The problem:
In the entries below, count the lines that contain the word "JSON" and give only that number.

Information:
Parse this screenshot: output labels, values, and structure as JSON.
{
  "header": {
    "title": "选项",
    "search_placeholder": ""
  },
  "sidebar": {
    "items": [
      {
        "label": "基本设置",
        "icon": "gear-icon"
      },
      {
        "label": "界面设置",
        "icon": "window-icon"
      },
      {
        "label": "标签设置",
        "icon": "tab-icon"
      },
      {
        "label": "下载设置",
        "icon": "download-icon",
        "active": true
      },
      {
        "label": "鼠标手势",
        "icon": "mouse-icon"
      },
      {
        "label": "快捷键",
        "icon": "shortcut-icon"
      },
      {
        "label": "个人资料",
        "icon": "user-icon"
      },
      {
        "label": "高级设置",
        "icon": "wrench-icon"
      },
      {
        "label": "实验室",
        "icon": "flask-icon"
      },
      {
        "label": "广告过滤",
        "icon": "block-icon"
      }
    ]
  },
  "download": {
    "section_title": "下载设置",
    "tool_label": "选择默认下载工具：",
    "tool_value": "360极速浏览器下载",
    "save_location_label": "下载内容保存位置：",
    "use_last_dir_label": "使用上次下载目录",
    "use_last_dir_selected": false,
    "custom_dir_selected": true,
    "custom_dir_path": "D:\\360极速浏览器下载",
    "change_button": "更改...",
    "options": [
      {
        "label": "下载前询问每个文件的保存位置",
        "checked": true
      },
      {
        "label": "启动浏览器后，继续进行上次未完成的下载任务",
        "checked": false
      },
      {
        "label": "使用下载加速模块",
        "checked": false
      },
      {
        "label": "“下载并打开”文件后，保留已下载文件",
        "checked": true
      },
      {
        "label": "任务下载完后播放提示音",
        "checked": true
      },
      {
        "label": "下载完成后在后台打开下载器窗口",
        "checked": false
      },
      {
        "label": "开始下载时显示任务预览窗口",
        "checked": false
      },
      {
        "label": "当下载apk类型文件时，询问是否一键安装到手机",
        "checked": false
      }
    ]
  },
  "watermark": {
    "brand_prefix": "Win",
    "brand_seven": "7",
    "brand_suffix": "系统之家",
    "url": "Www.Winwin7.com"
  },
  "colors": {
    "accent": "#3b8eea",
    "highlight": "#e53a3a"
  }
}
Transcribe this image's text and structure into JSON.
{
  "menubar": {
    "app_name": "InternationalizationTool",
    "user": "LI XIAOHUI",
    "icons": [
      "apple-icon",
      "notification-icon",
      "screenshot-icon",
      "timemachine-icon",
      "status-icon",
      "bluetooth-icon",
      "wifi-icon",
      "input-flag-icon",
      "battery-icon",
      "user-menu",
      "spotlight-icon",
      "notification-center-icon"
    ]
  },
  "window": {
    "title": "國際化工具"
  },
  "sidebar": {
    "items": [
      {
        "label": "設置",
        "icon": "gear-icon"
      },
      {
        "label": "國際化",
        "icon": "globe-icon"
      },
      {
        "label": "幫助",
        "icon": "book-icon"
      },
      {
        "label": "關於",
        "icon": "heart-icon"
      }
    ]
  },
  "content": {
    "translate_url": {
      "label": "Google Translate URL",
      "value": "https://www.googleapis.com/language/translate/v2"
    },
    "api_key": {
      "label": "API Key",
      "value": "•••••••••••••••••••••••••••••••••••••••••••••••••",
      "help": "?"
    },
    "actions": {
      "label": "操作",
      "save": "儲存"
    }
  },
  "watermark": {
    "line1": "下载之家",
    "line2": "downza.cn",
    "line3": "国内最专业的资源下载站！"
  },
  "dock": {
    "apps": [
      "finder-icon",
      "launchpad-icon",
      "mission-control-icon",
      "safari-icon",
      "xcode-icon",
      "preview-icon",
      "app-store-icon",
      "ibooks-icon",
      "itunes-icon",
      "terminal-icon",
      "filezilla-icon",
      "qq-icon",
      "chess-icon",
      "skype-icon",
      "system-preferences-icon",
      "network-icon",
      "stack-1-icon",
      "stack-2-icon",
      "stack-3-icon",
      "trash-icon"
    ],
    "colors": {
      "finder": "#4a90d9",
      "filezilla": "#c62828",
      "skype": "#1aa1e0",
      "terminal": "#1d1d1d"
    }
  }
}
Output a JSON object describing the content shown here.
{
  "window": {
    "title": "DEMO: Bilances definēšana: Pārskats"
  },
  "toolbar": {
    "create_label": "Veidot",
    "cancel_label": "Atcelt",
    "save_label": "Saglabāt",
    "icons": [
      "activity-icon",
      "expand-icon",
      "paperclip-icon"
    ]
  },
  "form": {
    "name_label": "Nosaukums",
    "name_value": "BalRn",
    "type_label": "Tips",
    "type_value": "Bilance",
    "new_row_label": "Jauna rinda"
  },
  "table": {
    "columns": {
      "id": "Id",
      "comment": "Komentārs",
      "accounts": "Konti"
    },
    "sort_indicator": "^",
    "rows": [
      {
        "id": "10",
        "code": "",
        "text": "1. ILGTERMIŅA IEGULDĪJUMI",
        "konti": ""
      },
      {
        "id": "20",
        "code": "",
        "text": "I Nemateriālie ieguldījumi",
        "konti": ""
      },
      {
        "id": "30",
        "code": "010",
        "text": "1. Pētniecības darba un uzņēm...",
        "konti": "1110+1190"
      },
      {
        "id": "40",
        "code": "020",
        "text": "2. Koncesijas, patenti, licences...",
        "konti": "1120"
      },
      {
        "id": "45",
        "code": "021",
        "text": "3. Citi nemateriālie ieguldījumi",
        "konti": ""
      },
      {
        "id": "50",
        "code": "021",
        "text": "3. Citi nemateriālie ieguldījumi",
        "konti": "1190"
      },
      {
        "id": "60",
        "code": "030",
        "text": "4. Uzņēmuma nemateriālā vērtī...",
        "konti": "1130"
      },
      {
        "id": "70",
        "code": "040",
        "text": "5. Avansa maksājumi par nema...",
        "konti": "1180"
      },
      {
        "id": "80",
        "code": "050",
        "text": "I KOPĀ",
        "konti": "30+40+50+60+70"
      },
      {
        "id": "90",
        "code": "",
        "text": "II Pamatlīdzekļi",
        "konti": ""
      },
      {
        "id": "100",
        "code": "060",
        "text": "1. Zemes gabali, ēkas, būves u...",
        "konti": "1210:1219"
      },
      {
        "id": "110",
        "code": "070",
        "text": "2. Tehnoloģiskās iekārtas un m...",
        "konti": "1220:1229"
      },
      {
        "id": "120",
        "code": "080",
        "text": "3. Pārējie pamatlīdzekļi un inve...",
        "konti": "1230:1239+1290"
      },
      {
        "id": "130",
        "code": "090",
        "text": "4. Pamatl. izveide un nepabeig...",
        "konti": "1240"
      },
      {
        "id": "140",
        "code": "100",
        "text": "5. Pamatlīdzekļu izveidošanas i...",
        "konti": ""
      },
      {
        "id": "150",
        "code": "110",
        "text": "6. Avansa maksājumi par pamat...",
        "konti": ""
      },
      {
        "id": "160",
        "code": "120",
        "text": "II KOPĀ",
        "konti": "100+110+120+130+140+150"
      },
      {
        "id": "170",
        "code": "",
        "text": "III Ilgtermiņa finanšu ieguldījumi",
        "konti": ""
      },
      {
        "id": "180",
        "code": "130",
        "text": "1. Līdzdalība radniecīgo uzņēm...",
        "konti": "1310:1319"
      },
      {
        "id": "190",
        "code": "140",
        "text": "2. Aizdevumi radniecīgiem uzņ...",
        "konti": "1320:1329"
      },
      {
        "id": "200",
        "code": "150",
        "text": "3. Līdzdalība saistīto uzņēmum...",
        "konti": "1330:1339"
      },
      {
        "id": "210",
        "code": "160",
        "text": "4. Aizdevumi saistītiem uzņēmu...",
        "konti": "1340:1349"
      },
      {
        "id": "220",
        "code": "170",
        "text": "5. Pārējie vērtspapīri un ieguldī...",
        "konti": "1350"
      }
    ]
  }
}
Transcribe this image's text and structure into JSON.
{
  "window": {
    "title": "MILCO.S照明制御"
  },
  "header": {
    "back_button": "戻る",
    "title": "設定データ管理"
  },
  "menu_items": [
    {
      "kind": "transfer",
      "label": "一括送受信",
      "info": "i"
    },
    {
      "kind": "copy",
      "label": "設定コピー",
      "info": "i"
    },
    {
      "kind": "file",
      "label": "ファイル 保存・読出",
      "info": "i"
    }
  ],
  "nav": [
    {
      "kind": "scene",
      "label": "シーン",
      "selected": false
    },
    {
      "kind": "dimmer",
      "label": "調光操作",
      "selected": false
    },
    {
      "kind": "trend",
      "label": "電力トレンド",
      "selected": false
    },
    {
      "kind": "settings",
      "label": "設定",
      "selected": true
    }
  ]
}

Task result:
4